Determine how many lines in the listing that follows include "Ctrl". Answer only with that number.
Start of Record excerpts
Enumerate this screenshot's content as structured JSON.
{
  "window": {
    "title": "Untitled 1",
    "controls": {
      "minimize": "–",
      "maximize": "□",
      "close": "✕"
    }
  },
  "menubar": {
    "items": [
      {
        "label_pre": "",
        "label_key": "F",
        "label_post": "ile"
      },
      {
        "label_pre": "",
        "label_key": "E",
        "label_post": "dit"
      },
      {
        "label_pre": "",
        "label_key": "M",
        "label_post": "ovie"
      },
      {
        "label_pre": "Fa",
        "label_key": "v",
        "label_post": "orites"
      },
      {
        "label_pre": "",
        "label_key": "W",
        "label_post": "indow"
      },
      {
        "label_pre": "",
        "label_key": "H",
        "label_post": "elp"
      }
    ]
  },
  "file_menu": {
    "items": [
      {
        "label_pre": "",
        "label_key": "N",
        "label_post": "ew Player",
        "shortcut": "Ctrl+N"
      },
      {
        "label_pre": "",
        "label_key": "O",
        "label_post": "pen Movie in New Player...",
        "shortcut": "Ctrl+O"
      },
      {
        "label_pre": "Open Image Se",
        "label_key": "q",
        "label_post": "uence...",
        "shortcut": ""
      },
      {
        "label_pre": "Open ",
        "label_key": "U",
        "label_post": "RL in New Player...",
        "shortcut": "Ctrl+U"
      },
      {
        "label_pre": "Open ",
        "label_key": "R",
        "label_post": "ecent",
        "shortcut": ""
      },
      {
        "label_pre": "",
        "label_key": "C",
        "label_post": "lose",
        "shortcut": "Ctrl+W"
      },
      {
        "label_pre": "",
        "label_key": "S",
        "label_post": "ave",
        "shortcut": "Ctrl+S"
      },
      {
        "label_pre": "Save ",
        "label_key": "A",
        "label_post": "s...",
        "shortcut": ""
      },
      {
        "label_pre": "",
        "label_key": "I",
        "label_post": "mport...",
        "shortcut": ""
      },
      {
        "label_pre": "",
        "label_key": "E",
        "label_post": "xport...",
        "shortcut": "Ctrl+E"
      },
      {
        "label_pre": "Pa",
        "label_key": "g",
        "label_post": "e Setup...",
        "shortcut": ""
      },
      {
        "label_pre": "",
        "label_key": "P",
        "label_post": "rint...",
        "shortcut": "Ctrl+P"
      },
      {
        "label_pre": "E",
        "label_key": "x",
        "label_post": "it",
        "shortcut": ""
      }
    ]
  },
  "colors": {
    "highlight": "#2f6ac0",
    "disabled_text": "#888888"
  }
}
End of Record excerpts
- **Exercise response**
7